South Korean party chiefs Tuesday made their final appeals to voters before a closely contested parliamentary election, a key test of sentiment in the run-up to December’s presidential poll.
“It’s time to judge the current regime!” opposition leader Han Myeong-Sook, clad in her party’s signature yellow jacket, urged the public in Seoul’s Songpa district.
“Allow us to end the Lee Myung-Bak administration and give you spring,” she said.
Wednesday’s vote is seen as a referendum on President Lee’s term in office, and an indication of whether his successor can retain the powerful presidency for the conservatives in eight months’ time.
Presidents serve a single five-year term and parliaments are elected for four years. This will be the first time in two decades that the votes fall in the same year.
Lee’s New Frontier Party (NFP) had 165 seats in the outgoing parliament against 89 for the main opposition centre-left Democratic United Party (DUP), but Wednesday’s vote is seen as too close to call.
Opinion polls are banned this week but experts quoted Monday by Yonhap news agency predicted a dead heat, with each side winning 130 seats in the 300-member National Assembly.
Interim NFP leader and likely presidential candidate Park Geun-Hye depicted the DUP as socially divisive and bent on dismantling a decades-old security alliance with the United States.
“The opposition is recklessly trying to dump the free trade agreement with the US and to shatter the Korea-US alliance,” she told a street rally in Seoul.
“We’re the only one who can stop their dangerous drive!” Park told hundreds of cheering supporters – mostly middle-aged or elderly – who chanted her name and gave her every remark thunderous applause.
Park, the daughter of assassinated strongman Park Chung-Hee, admitted the ruling party has “let people down too often” with failed policies but urged voters to give it a second chance.
“Tomorrow is the day. Vote for us, and we will never let you down again,” Park said, waving her injured right hand – wrapped in bandages due to too many handshakes.
Park Hyang-Sook, a 52-year-old businesswoman and longtime DUP supporter, said she had recently changed heart and would vote for the conservatives because she trusts them on security issues.
“There are certain lines not to be crossed regarding our national security, given we still have North Korea up there,” she said.
North Korea plans to launch a rocket between April 12 and 16. But livelihood issues – rising prices, high education and housing costs, job difficulties, a widening income gap and a weak welfare system – are the key election topics.
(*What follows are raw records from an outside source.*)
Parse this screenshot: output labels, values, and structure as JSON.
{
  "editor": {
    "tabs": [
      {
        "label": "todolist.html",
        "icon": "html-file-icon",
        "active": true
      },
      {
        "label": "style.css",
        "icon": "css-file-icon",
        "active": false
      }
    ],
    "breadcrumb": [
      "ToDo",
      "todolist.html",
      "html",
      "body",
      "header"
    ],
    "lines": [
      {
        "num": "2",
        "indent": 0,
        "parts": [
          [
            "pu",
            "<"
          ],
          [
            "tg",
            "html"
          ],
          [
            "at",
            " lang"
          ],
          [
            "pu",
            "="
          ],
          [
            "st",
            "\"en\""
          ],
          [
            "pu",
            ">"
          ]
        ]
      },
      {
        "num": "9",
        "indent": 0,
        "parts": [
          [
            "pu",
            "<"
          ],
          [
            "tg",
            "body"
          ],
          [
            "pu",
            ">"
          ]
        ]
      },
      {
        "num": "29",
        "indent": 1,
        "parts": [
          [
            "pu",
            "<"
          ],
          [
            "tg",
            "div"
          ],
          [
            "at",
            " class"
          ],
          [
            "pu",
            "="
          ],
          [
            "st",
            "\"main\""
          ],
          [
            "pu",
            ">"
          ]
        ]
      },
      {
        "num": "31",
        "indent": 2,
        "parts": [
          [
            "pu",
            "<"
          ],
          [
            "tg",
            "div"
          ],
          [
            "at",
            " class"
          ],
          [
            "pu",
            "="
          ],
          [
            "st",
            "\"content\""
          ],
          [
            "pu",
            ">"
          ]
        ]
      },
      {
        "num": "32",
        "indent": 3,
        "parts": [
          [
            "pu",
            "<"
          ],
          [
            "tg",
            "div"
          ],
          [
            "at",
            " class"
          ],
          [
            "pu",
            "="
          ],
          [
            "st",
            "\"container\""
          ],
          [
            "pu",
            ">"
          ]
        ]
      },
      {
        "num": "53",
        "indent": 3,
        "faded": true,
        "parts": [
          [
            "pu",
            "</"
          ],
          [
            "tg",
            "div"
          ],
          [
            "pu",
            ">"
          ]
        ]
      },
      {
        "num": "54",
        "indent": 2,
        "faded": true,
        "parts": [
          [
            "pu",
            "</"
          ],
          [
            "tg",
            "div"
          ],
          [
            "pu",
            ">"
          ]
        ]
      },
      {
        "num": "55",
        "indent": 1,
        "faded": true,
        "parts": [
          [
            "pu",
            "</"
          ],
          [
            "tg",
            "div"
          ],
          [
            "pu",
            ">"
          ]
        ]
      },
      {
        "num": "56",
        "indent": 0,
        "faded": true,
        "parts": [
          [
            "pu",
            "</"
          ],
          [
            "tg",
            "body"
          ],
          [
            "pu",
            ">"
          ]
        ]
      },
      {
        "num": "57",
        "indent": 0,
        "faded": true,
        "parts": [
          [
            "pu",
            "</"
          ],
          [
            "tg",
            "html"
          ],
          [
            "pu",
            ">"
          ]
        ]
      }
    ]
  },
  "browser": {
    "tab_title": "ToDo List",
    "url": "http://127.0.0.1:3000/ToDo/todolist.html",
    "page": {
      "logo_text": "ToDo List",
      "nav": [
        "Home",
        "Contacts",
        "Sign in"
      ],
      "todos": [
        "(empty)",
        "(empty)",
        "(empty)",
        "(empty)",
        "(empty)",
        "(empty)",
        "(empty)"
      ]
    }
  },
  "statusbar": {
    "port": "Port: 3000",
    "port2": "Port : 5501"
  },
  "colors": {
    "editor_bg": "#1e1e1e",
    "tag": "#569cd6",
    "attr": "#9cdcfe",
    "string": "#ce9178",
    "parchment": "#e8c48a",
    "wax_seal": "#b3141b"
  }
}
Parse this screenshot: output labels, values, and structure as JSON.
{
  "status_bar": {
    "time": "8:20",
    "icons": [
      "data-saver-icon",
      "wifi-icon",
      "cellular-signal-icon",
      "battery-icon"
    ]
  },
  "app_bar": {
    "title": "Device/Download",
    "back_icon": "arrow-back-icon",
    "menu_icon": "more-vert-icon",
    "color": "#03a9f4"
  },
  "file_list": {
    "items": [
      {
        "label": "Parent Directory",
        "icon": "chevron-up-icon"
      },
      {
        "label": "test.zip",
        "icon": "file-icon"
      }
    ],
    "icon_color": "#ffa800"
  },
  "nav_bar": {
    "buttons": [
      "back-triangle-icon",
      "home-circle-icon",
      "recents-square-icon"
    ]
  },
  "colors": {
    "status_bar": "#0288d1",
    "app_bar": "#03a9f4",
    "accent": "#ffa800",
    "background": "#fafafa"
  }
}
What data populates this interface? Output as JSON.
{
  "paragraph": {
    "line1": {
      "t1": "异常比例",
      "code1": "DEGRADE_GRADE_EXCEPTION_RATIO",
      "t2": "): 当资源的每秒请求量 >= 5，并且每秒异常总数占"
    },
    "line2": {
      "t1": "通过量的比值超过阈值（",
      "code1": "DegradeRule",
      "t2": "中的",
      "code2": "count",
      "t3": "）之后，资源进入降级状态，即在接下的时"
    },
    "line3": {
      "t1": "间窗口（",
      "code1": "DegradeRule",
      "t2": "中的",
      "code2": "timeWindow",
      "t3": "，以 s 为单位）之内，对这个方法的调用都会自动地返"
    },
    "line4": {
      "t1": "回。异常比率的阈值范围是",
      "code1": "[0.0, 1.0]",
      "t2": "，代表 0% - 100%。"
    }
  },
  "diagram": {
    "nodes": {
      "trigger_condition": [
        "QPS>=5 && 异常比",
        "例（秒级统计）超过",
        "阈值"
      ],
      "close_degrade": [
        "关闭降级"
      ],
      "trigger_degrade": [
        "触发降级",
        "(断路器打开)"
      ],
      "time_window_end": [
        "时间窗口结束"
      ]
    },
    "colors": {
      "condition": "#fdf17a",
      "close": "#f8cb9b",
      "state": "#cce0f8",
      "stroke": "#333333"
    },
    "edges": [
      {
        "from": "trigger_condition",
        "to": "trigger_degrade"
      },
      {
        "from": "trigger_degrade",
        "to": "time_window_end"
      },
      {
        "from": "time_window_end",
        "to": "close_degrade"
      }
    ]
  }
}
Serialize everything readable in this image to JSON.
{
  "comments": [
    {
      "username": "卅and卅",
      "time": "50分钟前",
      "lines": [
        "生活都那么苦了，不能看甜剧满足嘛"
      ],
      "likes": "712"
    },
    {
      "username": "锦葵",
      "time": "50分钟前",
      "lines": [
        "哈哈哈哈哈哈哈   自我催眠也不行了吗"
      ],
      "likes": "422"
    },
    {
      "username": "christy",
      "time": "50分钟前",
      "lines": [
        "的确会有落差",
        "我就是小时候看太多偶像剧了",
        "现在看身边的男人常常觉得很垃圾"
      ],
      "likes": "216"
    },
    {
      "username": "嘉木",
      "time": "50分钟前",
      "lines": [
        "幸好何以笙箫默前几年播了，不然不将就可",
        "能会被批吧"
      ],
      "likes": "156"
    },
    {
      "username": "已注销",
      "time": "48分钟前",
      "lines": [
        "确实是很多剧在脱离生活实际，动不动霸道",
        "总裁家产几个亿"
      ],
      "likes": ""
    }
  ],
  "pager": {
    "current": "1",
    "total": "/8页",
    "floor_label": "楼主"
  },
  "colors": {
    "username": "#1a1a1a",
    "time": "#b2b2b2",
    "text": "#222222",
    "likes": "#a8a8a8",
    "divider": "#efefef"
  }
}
Both parties pledge to expand state welfare and tighten controls over the mighty conglomerates, or chaebol, which dominate the economy and are accused of stifling small business.
The NFP backs the recently ratified free trade agreement with the United States, while the DUP vows to renegotiate it.
In the run-up to the election, the NFP ditched its old name of the Grand National Party along with many former legislators to try to shed its image as a party for the rich.
Given a strong generational divide, with younger people largely backing the opposition and older electors supporting the conservatives, turnout will be closely watched to see if the DUP can mobilise the youth vote.
Twitter and other social networks may play a major role in this, as they did last October when an opposition-backed candidate defeated a conservative opponent to win the Seoul mayoral race.
Some 246 legislators will be directly elected on Wednesday and another 54 through proportional representation. About 40.18 million people are eligible to vote.-By Jung Ha-Won